§ EXERCISE INSTRUCTIONS
Among the entries, which lines carry the string "JSON"? Copy every one.

RAW DATA START

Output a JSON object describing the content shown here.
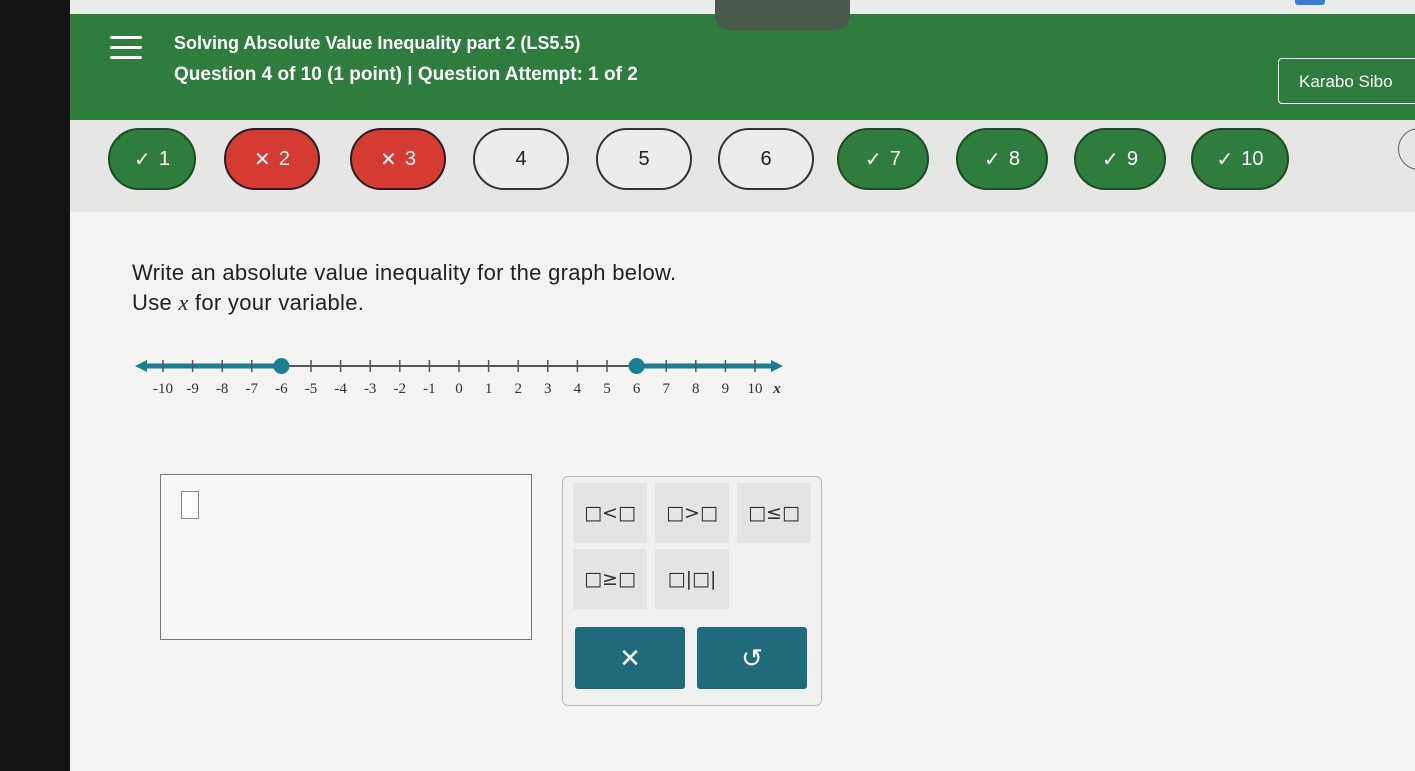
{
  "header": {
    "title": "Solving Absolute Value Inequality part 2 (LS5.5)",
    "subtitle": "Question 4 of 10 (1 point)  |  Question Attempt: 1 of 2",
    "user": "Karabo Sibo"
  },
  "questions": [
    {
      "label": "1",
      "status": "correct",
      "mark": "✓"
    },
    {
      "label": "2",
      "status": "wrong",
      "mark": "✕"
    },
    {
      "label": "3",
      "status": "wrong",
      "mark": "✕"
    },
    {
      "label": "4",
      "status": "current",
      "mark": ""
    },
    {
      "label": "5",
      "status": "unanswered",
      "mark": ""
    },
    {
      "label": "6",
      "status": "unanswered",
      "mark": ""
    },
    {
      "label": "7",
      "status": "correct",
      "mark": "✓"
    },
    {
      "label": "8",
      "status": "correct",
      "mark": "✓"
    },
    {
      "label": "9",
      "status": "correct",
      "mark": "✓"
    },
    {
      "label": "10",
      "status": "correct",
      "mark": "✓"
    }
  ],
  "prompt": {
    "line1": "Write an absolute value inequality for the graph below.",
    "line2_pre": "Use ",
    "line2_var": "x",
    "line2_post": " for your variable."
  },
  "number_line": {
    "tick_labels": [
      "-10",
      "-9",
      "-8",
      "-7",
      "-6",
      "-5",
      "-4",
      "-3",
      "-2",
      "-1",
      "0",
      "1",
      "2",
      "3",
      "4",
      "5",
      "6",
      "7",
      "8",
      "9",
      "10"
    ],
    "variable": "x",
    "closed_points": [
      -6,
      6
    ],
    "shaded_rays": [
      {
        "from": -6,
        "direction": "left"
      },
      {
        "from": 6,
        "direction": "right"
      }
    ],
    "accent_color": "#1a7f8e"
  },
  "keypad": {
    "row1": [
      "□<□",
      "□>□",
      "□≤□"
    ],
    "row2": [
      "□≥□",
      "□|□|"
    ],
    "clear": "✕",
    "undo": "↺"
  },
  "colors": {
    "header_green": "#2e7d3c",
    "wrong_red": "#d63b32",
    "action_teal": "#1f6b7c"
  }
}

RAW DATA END
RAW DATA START

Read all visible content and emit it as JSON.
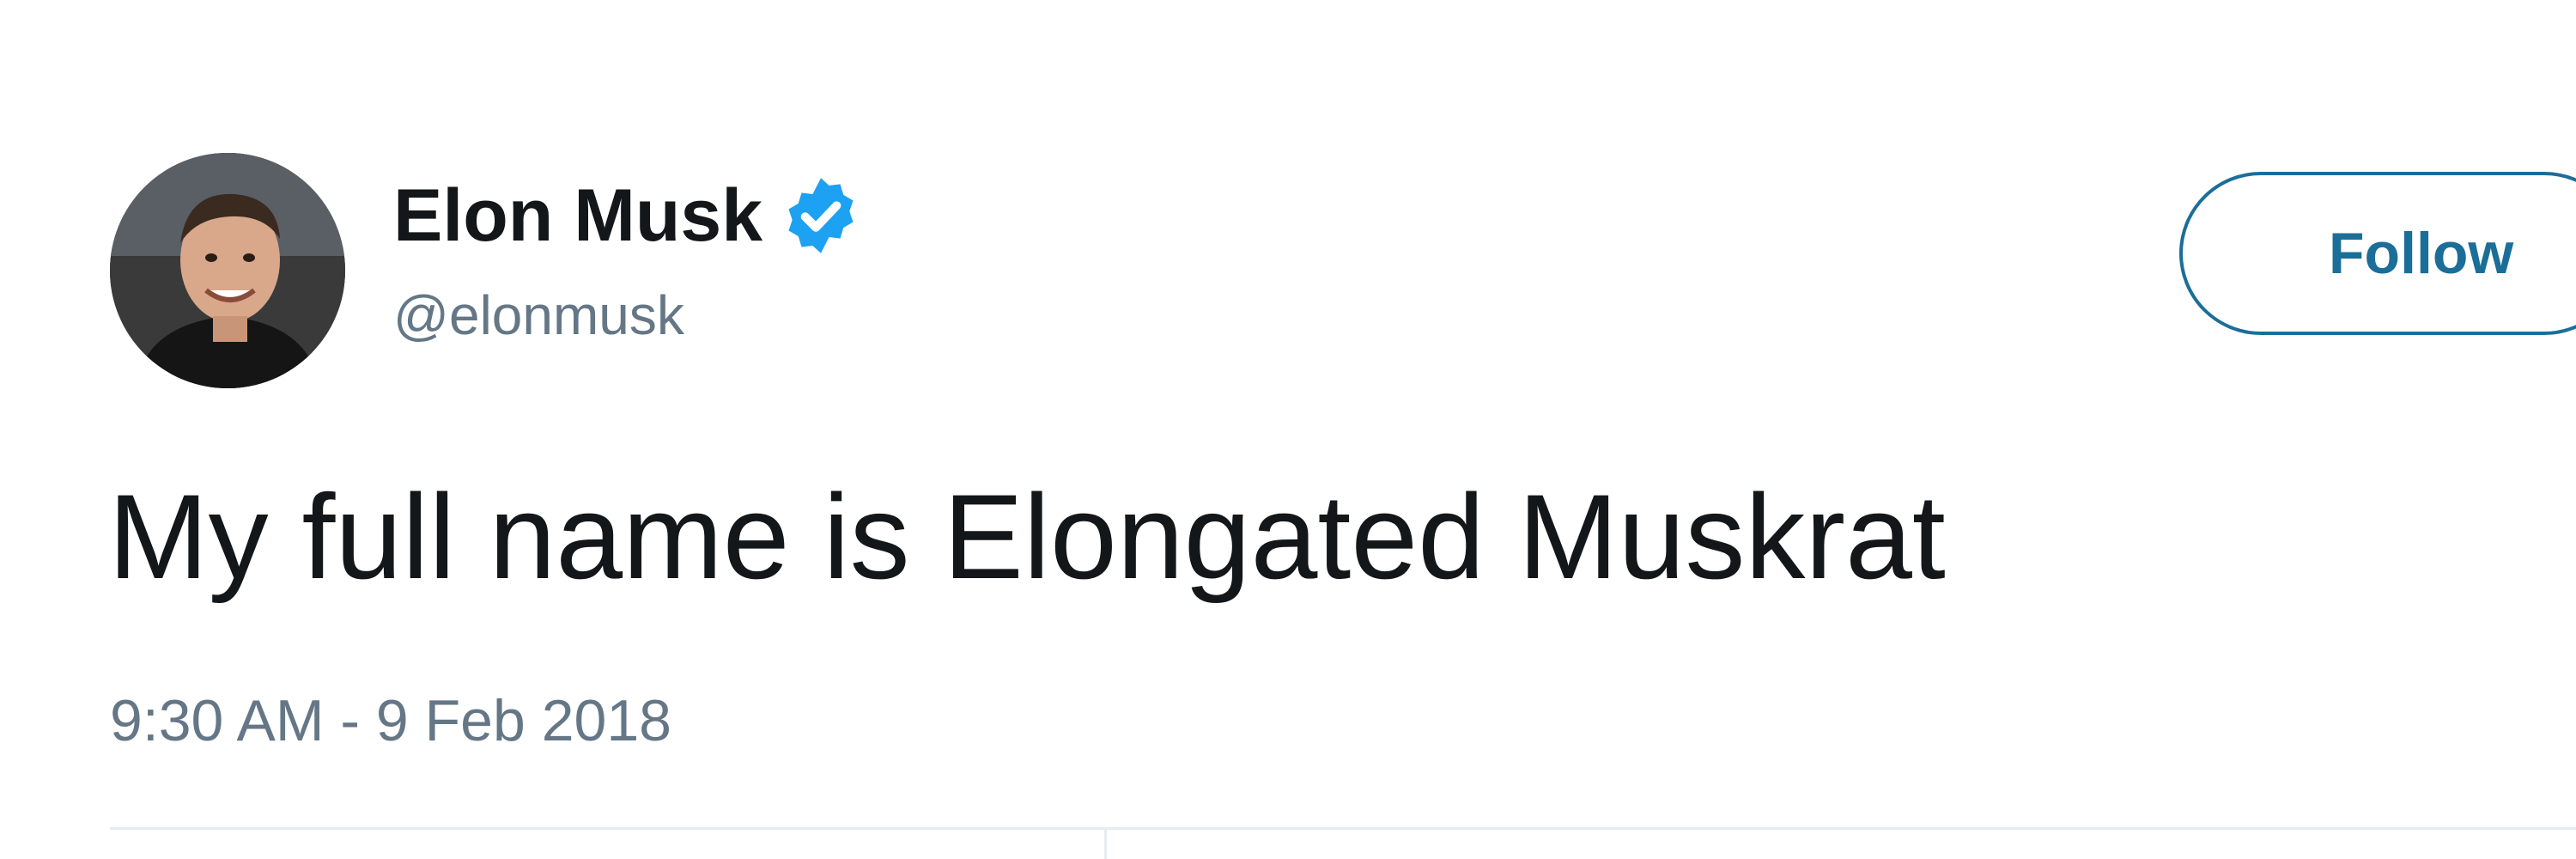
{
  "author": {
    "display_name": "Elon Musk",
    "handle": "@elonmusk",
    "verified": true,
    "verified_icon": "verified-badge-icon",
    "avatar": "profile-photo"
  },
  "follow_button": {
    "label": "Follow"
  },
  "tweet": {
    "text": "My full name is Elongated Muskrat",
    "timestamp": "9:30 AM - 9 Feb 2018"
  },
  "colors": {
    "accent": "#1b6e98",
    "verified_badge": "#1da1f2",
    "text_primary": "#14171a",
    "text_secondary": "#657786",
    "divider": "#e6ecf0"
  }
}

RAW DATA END

§ EXERCISE RESULT
Output a JSON object describing the content shown here.
Read all visible content and emit it as JSON.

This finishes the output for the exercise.